The name for multimedia content that’s delivered online and on demand to viewers is over-the-top (OTT) media. OTT differs from traditional methods of delivering video content in that it employs regular HTTP servers and network infrastructures to deliver video as small files over transmission control protocol (TCP) connections. In OTT, audio, video, and multimedia content is a continuous “stream” that constantly adjusts for load and bandwidth issues.
Streaming Media Set to Take Over
In recent years we’ve seen a huge rise in the amount of streaming media being consumed daily. The widespread availability of content being pushed over the internet has dramatically changed viewing habits. Gone are the days of purchasing cable TV subscriptions, or sitting down in front of the TV at a specific time because your favorite show is on. Now, platforms such as Netflix, Hulu, and Amazon Video rule the viewing universe as users pick and choose exactly what content they want to watch, where, and when.
This change in viewing habits is especially noticeable in the 18-29 age group, one of the most lucrative digital markets today. A study by Pew research found 61% of users in this age group say the primary way they watch television now is with streaming services on the internet. What does this mean for providers offering streaming content?
It means that user experience is the metric that will make or break your service.
In a recent blog post we discussed User Acceptance Testing and the reasons why testing from the user perspective is so important. User experience is often the first and only metric users judge your app, and nowhere more so than in OTT media. Here, user experience relies largely on the playback quality and service delivery.
Why is OTT Testing so Important?
In the world of video applications, the user decides when and what to watch — and will abandon a video if content doesn’t start streaming within 2 seconds. Each additional second of delay will see an additional 6% of your audience leave. This means that a 5 second delay can cost you a quarter of your audience!
To provide the all-important user experience, there are two primary OTT testing areas to consider. Let’s look at the major players in user satisfaction with OTT content.
1. Seamless Delivery: Your service and products are judged by their user experience and streaming consistency, so seamless delivery of content is critical to a positive user experience.
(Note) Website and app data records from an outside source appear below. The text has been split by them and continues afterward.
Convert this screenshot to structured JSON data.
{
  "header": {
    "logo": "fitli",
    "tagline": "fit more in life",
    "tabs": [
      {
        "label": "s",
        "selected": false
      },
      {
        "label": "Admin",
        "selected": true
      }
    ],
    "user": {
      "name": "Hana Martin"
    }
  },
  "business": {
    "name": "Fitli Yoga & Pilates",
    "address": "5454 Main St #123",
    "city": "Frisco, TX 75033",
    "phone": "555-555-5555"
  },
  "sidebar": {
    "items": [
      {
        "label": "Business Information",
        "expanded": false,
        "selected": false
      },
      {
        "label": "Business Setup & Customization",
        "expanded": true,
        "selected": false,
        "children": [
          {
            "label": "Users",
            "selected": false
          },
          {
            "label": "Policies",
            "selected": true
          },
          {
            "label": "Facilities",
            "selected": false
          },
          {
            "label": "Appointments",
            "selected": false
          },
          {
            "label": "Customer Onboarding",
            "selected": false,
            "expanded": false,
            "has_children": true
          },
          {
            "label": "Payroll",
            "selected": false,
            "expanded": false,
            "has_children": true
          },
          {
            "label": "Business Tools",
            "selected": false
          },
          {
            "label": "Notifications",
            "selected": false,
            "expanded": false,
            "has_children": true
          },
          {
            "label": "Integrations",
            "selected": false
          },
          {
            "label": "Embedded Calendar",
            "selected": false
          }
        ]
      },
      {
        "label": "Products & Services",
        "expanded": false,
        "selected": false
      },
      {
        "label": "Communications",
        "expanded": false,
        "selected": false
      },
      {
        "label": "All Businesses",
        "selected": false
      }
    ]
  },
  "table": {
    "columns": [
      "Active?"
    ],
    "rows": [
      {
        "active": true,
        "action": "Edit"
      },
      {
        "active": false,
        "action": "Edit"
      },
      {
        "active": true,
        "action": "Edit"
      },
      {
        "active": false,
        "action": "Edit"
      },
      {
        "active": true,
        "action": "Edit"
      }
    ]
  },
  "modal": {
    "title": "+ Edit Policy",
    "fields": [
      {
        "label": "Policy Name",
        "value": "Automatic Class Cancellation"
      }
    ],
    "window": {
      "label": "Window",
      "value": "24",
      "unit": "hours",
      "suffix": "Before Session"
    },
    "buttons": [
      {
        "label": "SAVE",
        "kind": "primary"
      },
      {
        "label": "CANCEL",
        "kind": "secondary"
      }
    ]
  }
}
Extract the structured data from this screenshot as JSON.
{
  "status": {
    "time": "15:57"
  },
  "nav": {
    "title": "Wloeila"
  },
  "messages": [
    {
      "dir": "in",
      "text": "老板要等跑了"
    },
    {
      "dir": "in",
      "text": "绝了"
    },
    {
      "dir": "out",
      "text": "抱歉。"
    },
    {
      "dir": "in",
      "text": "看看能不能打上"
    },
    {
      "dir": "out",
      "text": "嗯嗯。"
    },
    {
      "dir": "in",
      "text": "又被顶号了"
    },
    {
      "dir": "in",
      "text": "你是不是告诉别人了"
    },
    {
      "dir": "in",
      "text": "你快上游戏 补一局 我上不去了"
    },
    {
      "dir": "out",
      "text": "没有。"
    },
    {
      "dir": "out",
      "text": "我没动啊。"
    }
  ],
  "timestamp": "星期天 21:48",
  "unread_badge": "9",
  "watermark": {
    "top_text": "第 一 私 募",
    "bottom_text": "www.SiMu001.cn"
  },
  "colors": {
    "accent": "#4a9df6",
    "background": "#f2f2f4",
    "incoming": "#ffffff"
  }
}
2. Playback Quality: If the content isn’t available on demand – and playable without delay – the audience quickly loses interest. With streaming, a positive user experience and sustained audience engagement is highly correlated with video playback performance.
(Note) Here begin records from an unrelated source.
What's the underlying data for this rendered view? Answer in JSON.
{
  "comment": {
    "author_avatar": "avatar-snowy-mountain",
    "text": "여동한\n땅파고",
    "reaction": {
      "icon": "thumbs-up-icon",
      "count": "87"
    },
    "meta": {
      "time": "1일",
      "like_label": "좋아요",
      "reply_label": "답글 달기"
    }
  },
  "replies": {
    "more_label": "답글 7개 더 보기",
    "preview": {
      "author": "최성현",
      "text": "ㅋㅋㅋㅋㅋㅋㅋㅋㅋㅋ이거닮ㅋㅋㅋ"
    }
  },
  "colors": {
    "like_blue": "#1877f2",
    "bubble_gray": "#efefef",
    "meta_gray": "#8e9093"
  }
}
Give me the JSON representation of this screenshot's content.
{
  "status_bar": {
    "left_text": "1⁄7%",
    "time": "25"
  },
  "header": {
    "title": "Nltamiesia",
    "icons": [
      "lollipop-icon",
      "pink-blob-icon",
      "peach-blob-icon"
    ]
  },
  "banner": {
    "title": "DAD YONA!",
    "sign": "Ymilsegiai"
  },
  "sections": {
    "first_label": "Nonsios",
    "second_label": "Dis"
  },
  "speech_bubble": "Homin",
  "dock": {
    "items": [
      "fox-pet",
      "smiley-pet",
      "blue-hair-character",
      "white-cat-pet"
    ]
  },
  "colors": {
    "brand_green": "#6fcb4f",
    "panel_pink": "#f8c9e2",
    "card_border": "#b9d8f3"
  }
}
What Should OTT Testing Encompass?
If seamless delivery and quality of playback are the gold standards for OTT users, what factors should OTT testing address? Testing your service for functionality is a given. But the user experience metric relies so heavily on playback quality, special attention should be given to two areas. Testing your OTT service for load handling capabilities is the first crucial element.
Here’s the scenario: It’s election night 2020, Oprah vs. Trump. You’re watching the results pour in via a live stream on your computer when all the sudden, the feed crashes. The content provider did not prepare for the amount of people that would be viewing the stream. Load and performance testing would have mitigated that risk, and prevented having a bevy of unhappy viewers (who are now scrambling to find a feed that hasn’t crashed under load!)
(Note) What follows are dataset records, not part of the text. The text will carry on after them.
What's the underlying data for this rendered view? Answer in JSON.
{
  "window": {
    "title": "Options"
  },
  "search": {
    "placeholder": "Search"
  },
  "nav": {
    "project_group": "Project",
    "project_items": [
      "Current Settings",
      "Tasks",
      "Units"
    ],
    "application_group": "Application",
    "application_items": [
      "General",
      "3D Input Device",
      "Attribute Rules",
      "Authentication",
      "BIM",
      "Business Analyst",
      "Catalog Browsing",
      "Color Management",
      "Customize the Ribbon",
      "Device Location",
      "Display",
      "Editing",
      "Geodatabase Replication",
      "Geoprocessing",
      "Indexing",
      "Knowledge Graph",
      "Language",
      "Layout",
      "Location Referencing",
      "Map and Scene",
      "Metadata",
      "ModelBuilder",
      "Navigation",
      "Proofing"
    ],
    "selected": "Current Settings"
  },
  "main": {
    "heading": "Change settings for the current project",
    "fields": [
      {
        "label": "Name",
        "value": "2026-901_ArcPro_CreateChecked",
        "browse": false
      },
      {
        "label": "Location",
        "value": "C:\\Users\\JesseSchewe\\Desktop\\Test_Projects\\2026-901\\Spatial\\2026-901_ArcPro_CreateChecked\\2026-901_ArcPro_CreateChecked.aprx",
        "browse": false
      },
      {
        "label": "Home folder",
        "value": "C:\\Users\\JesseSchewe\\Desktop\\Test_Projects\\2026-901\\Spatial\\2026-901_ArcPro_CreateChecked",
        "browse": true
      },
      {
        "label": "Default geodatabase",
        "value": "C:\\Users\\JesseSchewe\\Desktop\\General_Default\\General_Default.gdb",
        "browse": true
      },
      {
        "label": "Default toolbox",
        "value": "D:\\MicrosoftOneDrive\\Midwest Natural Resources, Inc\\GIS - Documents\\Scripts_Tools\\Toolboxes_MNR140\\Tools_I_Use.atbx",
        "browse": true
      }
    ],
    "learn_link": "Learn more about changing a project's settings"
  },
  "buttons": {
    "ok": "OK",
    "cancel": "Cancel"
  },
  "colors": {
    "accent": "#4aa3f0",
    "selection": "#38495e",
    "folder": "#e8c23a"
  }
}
The second crucial OTT testing area is content delivery. Users today have a varied ecosystem of devices to use for viewing. These range from smartphones to “set-top” boxes such as Roku, and even some gaming devices. The user experience should be seamless across platforms.
Here’s the scenario: Your viewer began watching your content on a Roku during breakfast. Now, they’re on the bus to work and want to finish watching the segment they began during breakfast. Only now, they’re using their iPad to view. After opening the app on their iPad, they find the video is restarting from the beginning, rather than where they left off at breakfast. They’re frustrated because they aren’t automatically directed to where previous playback ended. After trying several times to fast-forward the video, and encountering buffering issues while doing so, they give up and watch something else. They may finish viewing your content later — or they might forget about it altogether. The wild world of OS and platforms creates a need to test your app for delivery consistency across this wide range of devices.
The OTT Recipe for Success
As with any software, OTT testing should encompass the basics of functionality and business goals. However, the nature of the streaming environment places an extra burden on companies to ensure user expectations are met. Fluctuating viewer loads and a huge variety of playback devices combine to create OTT testing challenges not typically seen with other platforms.
The recipe for success? Make sure your software QA plan addresses the twin challenges of consistent delivery and playback quality to ensure user satisfaction.